We tacitly assume that we have a financial incentive to fit higher wall or roof insulation levels on a new house, especially a self-build project. With fuel prices soaring in recent years, this will surely save us money year after year?
Well, possibly not. Council Tax valuation methods could make it almost pointless to insulate a new dwelling beyond a basic level. I have only examined the situation for a fairly modest-sized detached house but I suspect that similar issues would arise in smaller and larger dwellings.
The Valuation Office Agency calculates the liability of a house to Council Tax from its external floor area, not from its internal floor area. If a house utilises thicker walls or roof and becomes larger and more imposing externally, its Council Tax rises. The usable floor area, measured to the inside of the external walls, may stay exactly the same.
The Council Tax payable if you are in a particular band differs between Councils. I assume broadly that a Band D house pays £1,500 per year and that a Band E house pays £1,830/year.
A Hypothetical Case
You are one of the significant number of self-builders who build their own house on their own land. Being in this position, you will not normally know your Council Tax band until the finished house is valued. But I can show you already that you have a potential problem.
The situation is this. You have bought a typical suburban infill building plot, measuring roughly 13 x 40 m. You plan to construct a modest self-build 120 m2 detached house. It is laid out on two floors. It measures 6 x 10 m in plan, measured internally.
You and your architect have already decided that you will use at least 150 mm insulation in the cavity walls. So the proposed house measures 6.7 x 10.7 m in plan externally, giving an external area of 72 m2. But you are still debating whether to increase the wall insulation thickness by another 150 mm to 300 mm; i.e., more typical of the Passivhaus Standard.
Your architect, or an energy expert, has advised you that the extra insulation will cost you around £2,100 and will reduce your need for heat by 1,580 kWh per year. Assuming that the house has a 92-96% efficient natural gas condensing boiler, at 4 pence per kWh you will save £69 per year worth of gas. While this is not a stellar return on a £2,000 investment, you reluctantly accept it as a cost of ‘going green’.
What you have missed, though, is that the resulting 9 m2 increase in your house’s ‘external area’ adds statistically around £70/year to your Council Tax bill. Having spent £2,000 on better insulation, you might like to have saved something on your overall bills, albeit only £69/year.
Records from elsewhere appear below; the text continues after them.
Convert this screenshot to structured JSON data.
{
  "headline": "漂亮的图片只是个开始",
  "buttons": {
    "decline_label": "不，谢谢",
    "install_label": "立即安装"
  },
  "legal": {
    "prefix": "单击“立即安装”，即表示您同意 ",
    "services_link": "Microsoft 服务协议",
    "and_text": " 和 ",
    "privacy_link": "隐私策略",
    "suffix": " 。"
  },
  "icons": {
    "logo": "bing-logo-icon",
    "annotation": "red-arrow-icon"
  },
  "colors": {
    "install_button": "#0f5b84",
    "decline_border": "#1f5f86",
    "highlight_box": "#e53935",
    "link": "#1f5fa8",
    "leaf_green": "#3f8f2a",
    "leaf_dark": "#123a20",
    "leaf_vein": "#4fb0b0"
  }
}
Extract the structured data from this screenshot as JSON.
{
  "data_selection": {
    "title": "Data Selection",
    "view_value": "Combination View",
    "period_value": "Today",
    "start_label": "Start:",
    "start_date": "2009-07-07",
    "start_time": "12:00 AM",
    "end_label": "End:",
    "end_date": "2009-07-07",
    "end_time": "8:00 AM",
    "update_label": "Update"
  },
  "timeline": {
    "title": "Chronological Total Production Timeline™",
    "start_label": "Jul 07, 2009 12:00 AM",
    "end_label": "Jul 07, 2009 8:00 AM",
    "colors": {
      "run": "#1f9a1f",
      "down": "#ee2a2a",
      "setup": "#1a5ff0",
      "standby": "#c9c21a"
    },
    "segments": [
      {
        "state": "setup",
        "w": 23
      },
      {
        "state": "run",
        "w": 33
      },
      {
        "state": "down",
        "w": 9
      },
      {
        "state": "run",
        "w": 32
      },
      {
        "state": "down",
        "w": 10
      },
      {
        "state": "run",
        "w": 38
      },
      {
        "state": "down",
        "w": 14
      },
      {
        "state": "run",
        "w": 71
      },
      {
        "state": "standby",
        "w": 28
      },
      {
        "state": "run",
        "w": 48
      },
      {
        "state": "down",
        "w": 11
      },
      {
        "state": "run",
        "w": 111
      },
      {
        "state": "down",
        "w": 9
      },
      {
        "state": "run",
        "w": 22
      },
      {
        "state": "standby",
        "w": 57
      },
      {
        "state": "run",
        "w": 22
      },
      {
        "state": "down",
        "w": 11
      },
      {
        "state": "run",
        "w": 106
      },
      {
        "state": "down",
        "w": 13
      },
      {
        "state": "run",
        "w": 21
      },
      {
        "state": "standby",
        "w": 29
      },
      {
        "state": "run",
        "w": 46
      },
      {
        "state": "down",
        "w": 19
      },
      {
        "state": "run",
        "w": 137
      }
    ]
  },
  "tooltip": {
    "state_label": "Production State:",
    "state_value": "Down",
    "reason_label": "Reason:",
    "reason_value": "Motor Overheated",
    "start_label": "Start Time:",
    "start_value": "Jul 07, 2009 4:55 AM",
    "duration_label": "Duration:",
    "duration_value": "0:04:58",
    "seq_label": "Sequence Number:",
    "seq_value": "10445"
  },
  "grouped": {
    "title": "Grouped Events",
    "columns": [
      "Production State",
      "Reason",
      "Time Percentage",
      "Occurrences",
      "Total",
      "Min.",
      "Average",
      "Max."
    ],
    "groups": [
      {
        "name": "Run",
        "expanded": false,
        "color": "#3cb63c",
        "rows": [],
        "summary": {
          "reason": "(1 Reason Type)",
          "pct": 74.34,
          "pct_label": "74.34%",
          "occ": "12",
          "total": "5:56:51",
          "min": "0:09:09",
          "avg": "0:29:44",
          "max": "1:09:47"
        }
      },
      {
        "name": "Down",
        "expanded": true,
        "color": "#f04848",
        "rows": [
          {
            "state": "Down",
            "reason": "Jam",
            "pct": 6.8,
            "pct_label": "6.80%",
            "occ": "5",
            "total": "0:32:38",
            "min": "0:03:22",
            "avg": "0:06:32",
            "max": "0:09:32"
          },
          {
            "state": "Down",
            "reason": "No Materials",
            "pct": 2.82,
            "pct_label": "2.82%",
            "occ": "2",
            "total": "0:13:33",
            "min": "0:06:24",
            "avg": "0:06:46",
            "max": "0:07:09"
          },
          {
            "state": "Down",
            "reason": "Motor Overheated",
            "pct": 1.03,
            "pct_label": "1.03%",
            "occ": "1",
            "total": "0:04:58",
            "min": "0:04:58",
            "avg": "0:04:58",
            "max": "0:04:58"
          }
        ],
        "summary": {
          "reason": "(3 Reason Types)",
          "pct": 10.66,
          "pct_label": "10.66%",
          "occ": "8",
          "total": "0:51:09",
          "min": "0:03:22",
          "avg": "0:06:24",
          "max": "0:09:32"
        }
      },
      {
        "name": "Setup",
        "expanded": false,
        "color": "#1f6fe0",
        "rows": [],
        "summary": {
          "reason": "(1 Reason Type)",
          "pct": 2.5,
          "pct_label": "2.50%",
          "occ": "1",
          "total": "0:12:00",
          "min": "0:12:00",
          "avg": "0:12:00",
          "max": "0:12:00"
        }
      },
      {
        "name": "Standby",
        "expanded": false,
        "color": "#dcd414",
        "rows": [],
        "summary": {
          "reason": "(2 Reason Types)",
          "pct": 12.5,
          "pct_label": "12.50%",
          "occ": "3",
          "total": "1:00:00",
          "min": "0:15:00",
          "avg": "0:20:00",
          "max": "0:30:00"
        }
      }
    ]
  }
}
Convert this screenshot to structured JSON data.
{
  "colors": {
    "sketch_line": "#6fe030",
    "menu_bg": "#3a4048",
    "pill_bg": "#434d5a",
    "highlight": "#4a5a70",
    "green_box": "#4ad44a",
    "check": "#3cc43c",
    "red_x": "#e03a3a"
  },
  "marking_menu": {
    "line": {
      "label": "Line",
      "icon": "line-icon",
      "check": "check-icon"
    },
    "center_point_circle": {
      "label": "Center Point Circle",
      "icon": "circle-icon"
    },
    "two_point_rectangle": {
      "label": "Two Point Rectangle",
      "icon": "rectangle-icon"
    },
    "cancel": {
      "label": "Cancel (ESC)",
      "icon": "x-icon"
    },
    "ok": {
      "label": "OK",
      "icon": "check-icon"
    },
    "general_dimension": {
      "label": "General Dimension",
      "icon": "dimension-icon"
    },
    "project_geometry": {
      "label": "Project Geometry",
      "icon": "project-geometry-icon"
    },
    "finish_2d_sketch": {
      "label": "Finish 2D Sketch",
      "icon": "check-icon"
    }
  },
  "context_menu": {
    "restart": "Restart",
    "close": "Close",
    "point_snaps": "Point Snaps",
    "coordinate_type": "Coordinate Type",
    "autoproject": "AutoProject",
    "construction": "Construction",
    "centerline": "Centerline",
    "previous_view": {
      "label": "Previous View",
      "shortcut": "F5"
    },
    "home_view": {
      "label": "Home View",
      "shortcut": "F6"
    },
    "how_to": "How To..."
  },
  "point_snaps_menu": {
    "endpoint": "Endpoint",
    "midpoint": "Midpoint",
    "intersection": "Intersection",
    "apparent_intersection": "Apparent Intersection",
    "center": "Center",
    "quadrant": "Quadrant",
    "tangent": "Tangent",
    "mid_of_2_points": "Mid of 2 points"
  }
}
But you have not. The extra tax that on average you must pay is similar to the value of the fuel which you save.
It works like a lottery too. If, with better insulation, a dwelling is valued one Council Tax Band higher, it costs you £330 per year in extra Council Tax. This exceeds the fuel saving. Other dwellings may stay within the same Council Tax band and will make a £69/year saving.
A Flawed Tax?
Hardly anyone planning a self-build project is aware that they risk becoming a victim of this ‘stealth tax’. Nor does the disincentive seem to be getting any less. Although real fuel prices nearly doubled over the last ten years, Council Tax rose sharply too.
Council Tax is problematic in other ways. But while we wait for a better system, if we take the government’s word for it that it is committed to energy efficiency, why does it not correct such basic flaws in the existing system?
 Thought to be typical of the West Midlands region but only based on a short check of four councils; i.e., Herefordshire, Malvern Hills, Wychavon and Bromsgrove.
 Large compared to UK developer-built or RSL housing but modest in scale by the standards of UK self-builders or homes elsewhere in Europe or North America.
 Government Regulatory Impact Assessments (RIAs) in the early 2000s indicated that adding extra cavity wall insulation to a new building costs typically three times more than the insulation material itself; i.e., full-fill, semi-rigid mineral fibre. The premium reflects labour charges and the extra costs of the wider roofs, deeper window reveals, etc. The calculations used the Passivhaus Planning Package 2007 version in average UK climatic conditions and an internal temperature of 21.5̊°C; i.e., as monitored in Passivhaus-level buildings.
 Estimate for dwelling floor areas typical of Bands C, D, E and F; i.e., detached houses with internal floor areas broadly from 90 to 225 m2, located in the West Midlands region.
 The bulk of householders could experience a drop in local government taxation under a revised system: http://www.jrf.org.uk/publications/council-tax-impacts. The Rates, which preceded the Council Tax, were considered in hindsight to have been cheaper to collect and less regressive.